“Feminism isn’t about making women stronger. Women are already strong, it’s about changing the way the world perceives that strength.” ~ G.D Anderson
We women often lose a lot before we finally get it back.
Some of us never get it back.
The phrase struck a chord with me. It’s used in the arena of political debate, but when that statement comes from a woman’s mouth, it’s a powerful one.
What was she saying, really? To me, she was saying: “My voice and my question matter. I will not allow you to twist, pontificate, gaslight, or filibuster your way to a non-answer.”
When exactly did I lose my time, my place, and my space? When did I allow myself to be steamrolled into submission? I can tell you for sure that it wasn’t in one fell swoop. It happened over time, slowly, from cradle to adulthood, and like trying to toss buckets of water out of a sinking ship, it was difficult to keep from going under.
I was sexually assaulted as a child. It’s a longer story for another time. No, I do Not Have Proof—but I lost my time, place, and space in the world in that instant. For years, I buried it by staying mute and shoving my true self to the side.
In first grade, I let a boy punch me in the arm on the playground. I “let” him do it, because I didn’t fight back. I allowed it to go unchecked, because when someone is violent, the person who endures the violence often internalizes fault, especially if it’s not the first time. To make matters worse, I accepted my friend’s explanation of the situation. She told me, “oh, that just means he likes you,” which is another way of saying, “it’s your fault for being here.”
My little friend meant no harm, but that event and her words pressed into my psyche the idea that because I was hit, I was “chosen” and the violence, disguised as attention, should not only be waved away as nothing to worry about, but permitted—ensuring its propagation.
In middle school, the father of the children I babysat made a pass at me on the ride home. He didn’t apologize for his behavior, or think it was wrong. He persisted, backing off only when I scrambled from the car.
And, he got away with it. I didn’t tell anyone that story until I was well into my 40s.
I knew that my firsthand account of what happened would have been met with denial and claims of a misunderstanding.
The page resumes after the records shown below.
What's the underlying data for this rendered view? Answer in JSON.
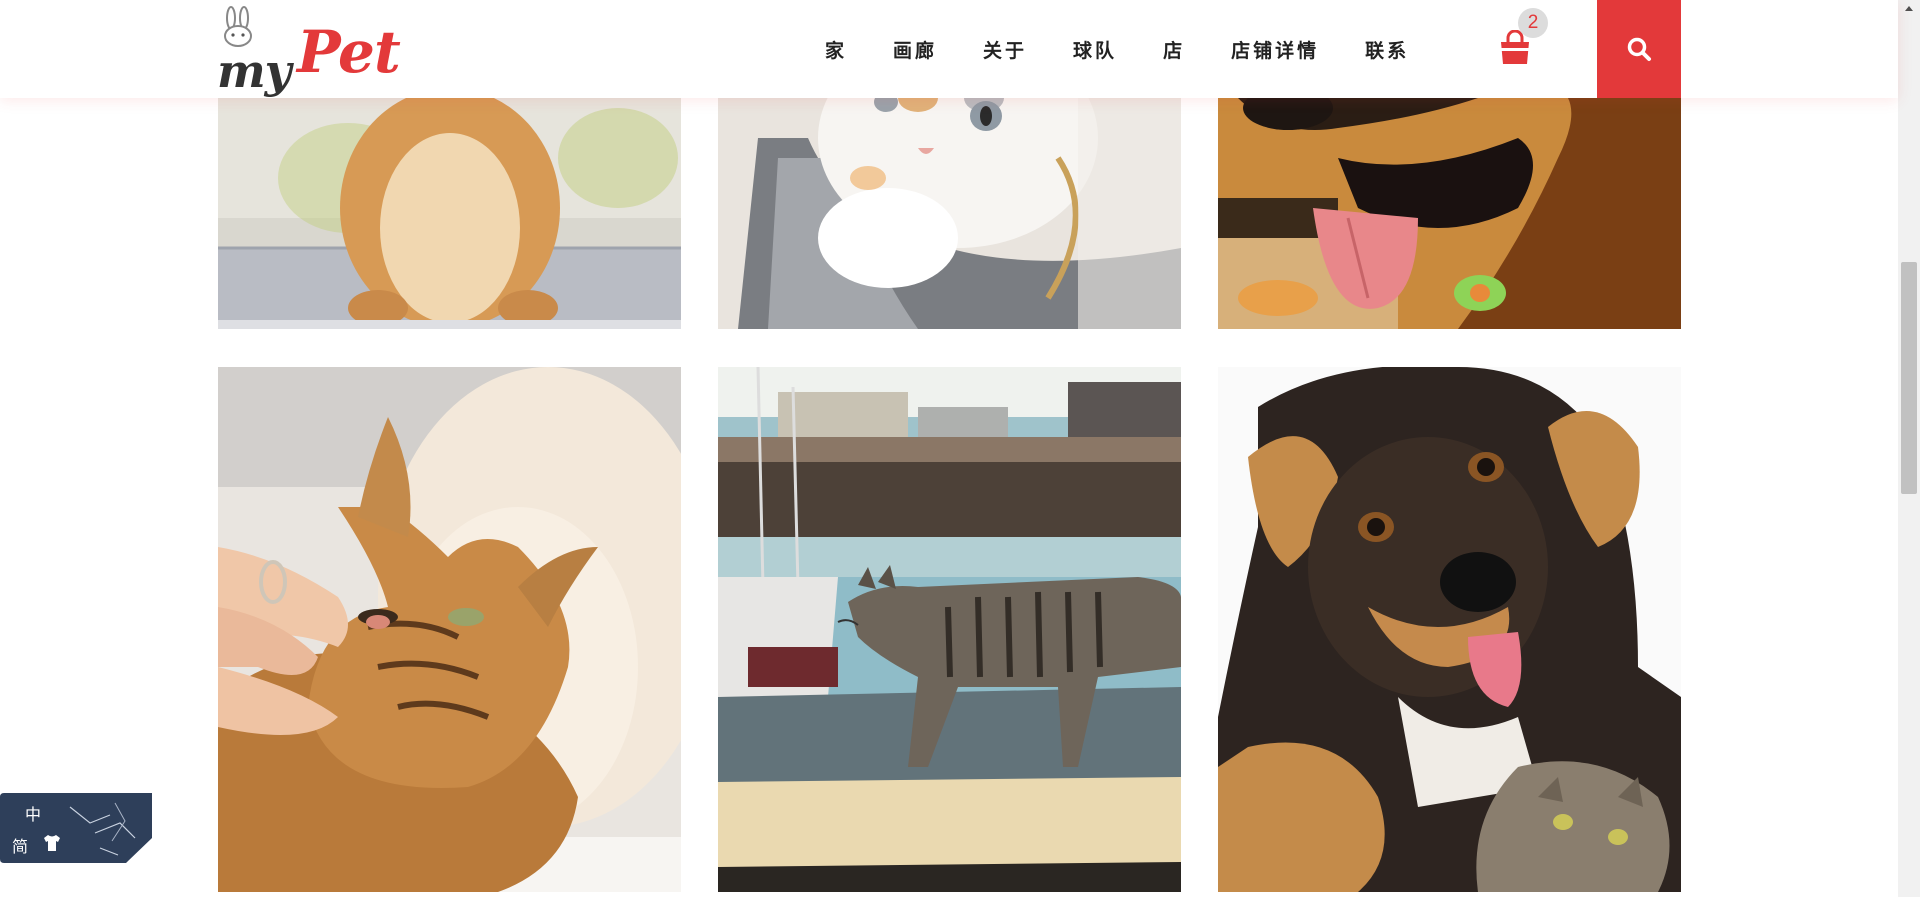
{
  "header": {
    "logo": {
      "word_my": "my",
      "word_pet": "Pet"
    },
    "nav": [
      {
        "label": "家"
      },
      {
        "label": "画廊"
      },
      {
        "label": "关于"
      },
      {
        "label": "球队"
      },
      {
        "label": "店"
      },
      {
        "label": "店铺详情"
      },
      {
        "label": "联系"
      }
    ],
    "cart": {
      "icon": "shopping-bag-icon",
      "count": "2"
    },
    "search": {
      "icon": "search-icon"
    }
  },
  "gallery": {
    "rows": [
      {
        "tiles": [
          {
            "subject": "orange-kitten"
          },
          {
            "subject": "white-kitten"
          },
          {
            "subject": "golden-dog"
          }
        ]
      },
      {
        "tiles": [
          {
            "subject": "tabby-cat-petted"
          },
          {
            "subject": "tabby-cat-walking"
          },
          {
            "subject": "black-tan-dog-with-cat"
          }
        ]
      }
    ]
  },
  "language_widget": {
    "top_label": "中",
    "bottom_label": "简",
    "icon": "shirt-icon"
  },
  "scrollbar": {
    "position": 0.28
  },
  "colors": {
    "accent": "#e3393a",
    "text": "#222222",
    "badge_bg": "#dcdcdc",
    "widget_bg": "#2e3f5a"
  }
}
Most likely, I would have been labeled a “liar.” The thing is, it never dawned on me to actually tell anyone, because of my ingrained awareness of what that result would be—and that is a powerless feeling. It’s a feeling that shrinks a woman into believing her voice doesn’t matter and holds no consequence in the world.
In high school, a teacher made lewd comments under his breath about my legs and breasts when I passed by him in the hallways. It was covert and creepy. Telling the administration would have been a can of worms, so I just accepted it as part of my day, and something to “put up” with. This perpetuated the idea that “grown men can’t help themselves,” and solidified my honed, internal coping mechanism—making sure I let it pass without “complaining.”
Out of sight, out of mind, and nothing to see here.
Make no mistake, the “men can’t help themselves” argument has always been a cleanup tool for people who don’t want to confront or rectify the problem.
In college, at a “T-shirt party” (where we women wore white T-shirts so the men could write anonymous messages on our backs with a sharpies; messages like “I want to f*ck your brains out,” and “please suck my cock,” and “grade-A meat”), I learned how to feel dirty, small, and expendable. Yes, I participated, but the thought process indoctrinated since childhood was: women are here for pleasure and procreation, so just play along! Men are in charge of who’s f*ckable.
As a white woman, I can only imagine the degree to which oppressive culture is—and has been—applied to women of color in my country, the United Sates, and throughout the world. The infringements I’ve endured are minor in comparison, but they are still relevant. The climb for women living under archaic sexist thumbs, or racist, religious rules is excruciatingly steeper and longer, not to mention fraught with peril and punishment.
Those who do not understand this climb, the ones who have us believing that inequality between the sexes no longer exists (or that we’ve done enough), are square pegs to the round, spiraling revolution that begins anew the moment a woman utters the phrase, “reclaiming my time,” which is to say: they do not fit.
Finding our place relies on our ability to rise, persist, and make our demands known. We can do this both quietly and in numbers. We can take back what we’ve lost in smaller, everyday moments, and we can “go big” in marching loudly alongside our sisters (and brothers) with picket signs and megaphones. We can continue to vote for the people who push for equality from top to bottom.
“Reclaiming my time” is about social change. It cuts through deflection, denial, lip service, excuses, and placating platitudes. The phrase is a power grab for women especially, and it works beautifully in just about every circumstance.
Often, when we reclaim our time, we’ll endure a slew of labels. “Bossy” and “b*tch” come to mind. President Trump himself refers to Congresswoman Waters (currently in her 15th term) as “wacky,” “crazy,” and “low IQ,” because he can’t contain her.
As a woman, I’ve had to learn repeatedly that in order to “reclaim my time” and place in the world, I must never acquiesce my power by letting sexist, suppressive ideologies go, just to keep things light and comfortable for all.
We must take command and right our own ships in order to create new narratives for women across the globe.